**How to complete this task:**
Although the entries hold pictures, only their words are printed back, exactly as given.

#####

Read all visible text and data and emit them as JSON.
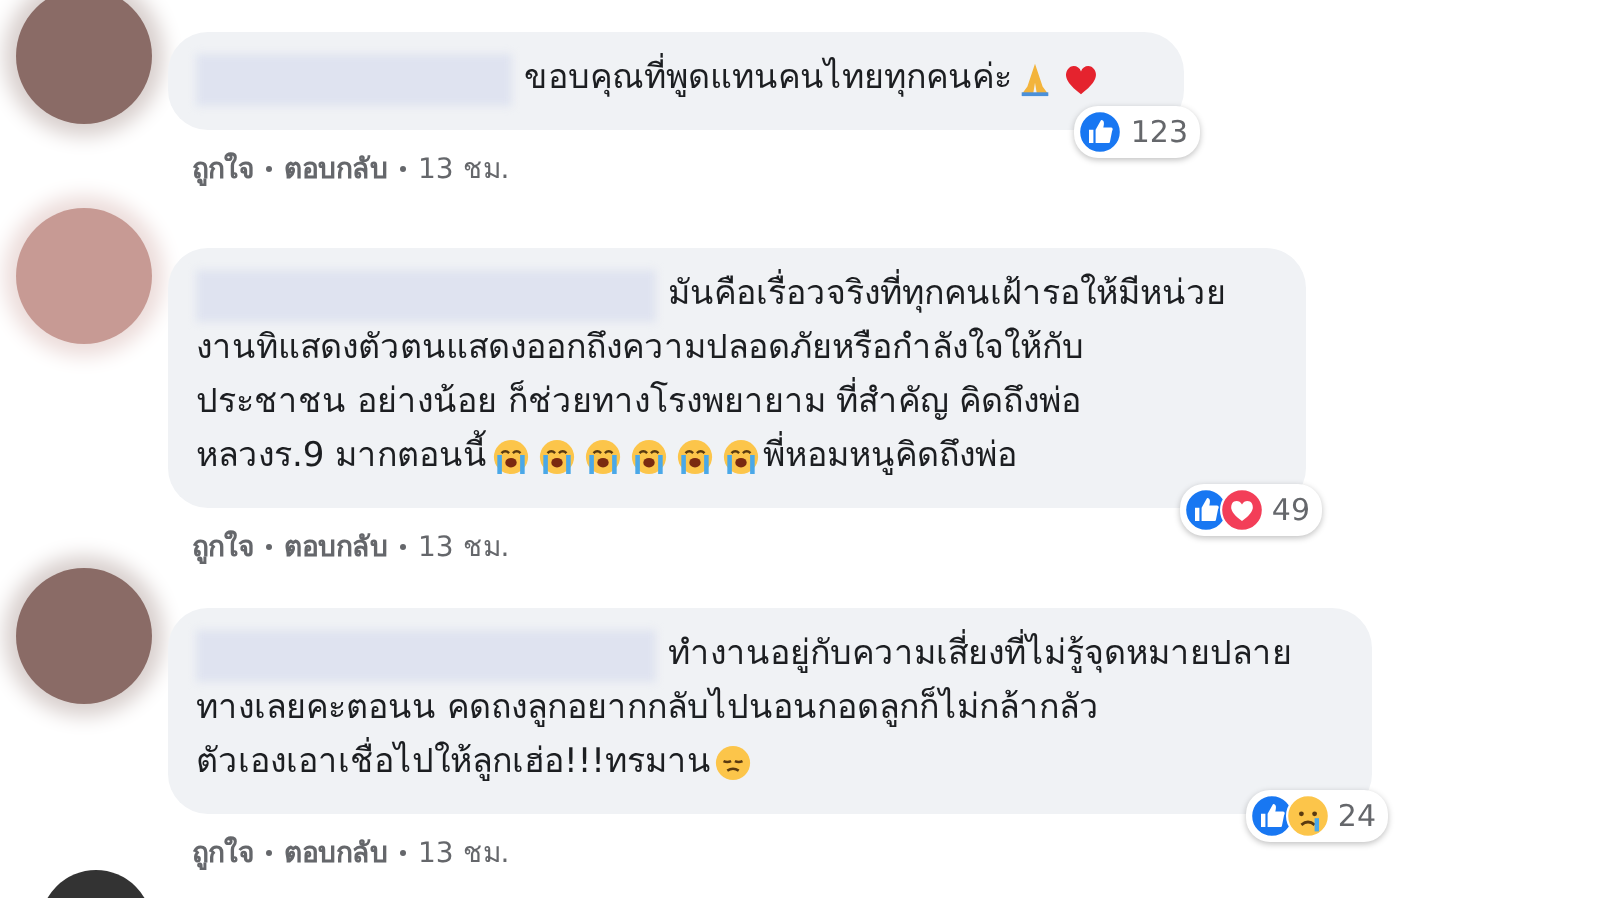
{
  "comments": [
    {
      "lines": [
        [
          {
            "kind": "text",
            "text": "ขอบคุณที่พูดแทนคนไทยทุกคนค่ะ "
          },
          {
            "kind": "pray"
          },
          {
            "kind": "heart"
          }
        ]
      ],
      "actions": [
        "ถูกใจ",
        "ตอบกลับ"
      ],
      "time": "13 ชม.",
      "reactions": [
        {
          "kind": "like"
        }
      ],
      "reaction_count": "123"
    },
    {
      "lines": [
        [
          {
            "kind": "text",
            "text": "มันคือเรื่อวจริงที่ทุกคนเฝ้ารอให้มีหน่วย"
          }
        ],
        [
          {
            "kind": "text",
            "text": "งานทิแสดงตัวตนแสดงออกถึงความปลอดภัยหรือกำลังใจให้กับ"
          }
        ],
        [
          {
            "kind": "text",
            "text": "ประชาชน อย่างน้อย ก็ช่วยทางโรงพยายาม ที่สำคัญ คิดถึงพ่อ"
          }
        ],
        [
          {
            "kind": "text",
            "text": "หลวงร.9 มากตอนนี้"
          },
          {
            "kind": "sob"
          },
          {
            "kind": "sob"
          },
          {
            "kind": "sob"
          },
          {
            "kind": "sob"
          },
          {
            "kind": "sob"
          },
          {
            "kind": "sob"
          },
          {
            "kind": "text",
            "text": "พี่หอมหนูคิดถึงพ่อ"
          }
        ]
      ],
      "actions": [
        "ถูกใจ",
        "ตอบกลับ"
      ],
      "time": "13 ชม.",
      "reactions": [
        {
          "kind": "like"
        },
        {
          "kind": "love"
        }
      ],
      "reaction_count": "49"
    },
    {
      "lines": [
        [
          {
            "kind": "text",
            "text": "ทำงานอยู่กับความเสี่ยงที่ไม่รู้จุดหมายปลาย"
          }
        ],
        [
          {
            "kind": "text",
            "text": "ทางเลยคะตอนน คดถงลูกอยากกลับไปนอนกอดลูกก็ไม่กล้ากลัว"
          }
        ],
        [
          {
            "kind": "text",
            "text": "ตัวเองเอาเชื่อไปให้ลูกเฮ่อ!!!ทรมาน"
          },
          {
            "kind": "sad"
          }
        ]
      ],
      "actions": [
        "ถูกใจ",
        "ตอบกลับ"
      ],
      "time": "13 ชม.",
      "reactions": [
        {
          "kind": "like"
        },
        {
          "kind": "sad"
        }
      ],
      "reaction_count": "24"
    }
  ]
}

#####

**Answer to this task:**
Read all visible text and data and emit them as JSON.
{
  "comments": [
    {
      "lines": [
        [
          {
            "kind": "text",
            "text": "ขอบคุณที่พูดแทนคนไทยทุกคนค่ะ "
          },
          {
            "kind": "pray"
          },
          {
            "kind": "heart"
          }
        ]
      ],
      "actions": [
        "ถูกใจ",
        "ตอบกลับ"
      ],
      "time": "13 ชม.",
      "reactions": [
        {
          "kind": "like"
        }
      ],
      "reaction_count": "123"
    },
    {
      "lines": [
        [
          {
            "kind": "text",
            "text": "มันคือเรื่อวจริงที่ทุกคนเฝ้ารอให้มีหน่วย"
          }
        ],
        [
          {
            "kind": "text",
            "text": "งานทิแสดงตัวตนแสดงออกถึงความปลอดภัยหรือกำลังใจให้กับ"
          }
        ],
        [
          {
            "kind": "text",
            "text": "ประชาชน อย่างน้อย ก็ช่วยทางโรงพยายาม ที่สำคัญ คิดถึงพ่อ"
          }
        ],
        [
          {
            "kind": "text",
            "text": "หลวงร.9 มากตอนนี้"
          },
          {
            "kind": "sob"
          },
          {
            "kind": "sob"
          },
          {
            "kind": "sob"
          },
          {
            "kind": "sob"
          },
          {
            "kind": "sob"
          },
          {
            "kind": "sob"
          },
          {
            "kind": "text",
            "text": "พี่หอมหนูคิดถึงพ่อ"
          }
        ]
      ],
      "actions": [
        "ถูกใจ",
        "ตอบกลับ"
      ],
      "time": "13 ชม.",
      "reactions": [
        {
          "kind": "like"
        },
        {
          "kind": "love"
        }
      ],
      "reaction_count": "49"
    },
    {
      "lines": [
        [
          {
            "kind": "text",
            "text": "ทำงานอยู่กับความเสี่ยงที่ไม่รู้จุดหมายปลาย"
          }
        ],
        [
          {
            "kind": "text",
            "text": "ทางเลยคะตอนน คดถงลูกอยากกลับไปนอนกอดลูกก็ไม่กล้ากลัว"
          }
        ],
        [
          {
            "kind": "text",
            "text": "ตัวเองเอาเชื่อไปให้ลูกเฮ่อ!!!ทรมาน"
          },
          {
            "kind": "sad"
          }
        ]
      ],
      "actions": [
        "ถูกใจ",
        "ตอบกลับ"
      ],
      "time": "13 ชม.",
      "reactions": [
        {
          "kind": "like"
        },
        {
          "kind": "sad"
        }
      ],
      "reaction_count": "24"
    }
  ]
}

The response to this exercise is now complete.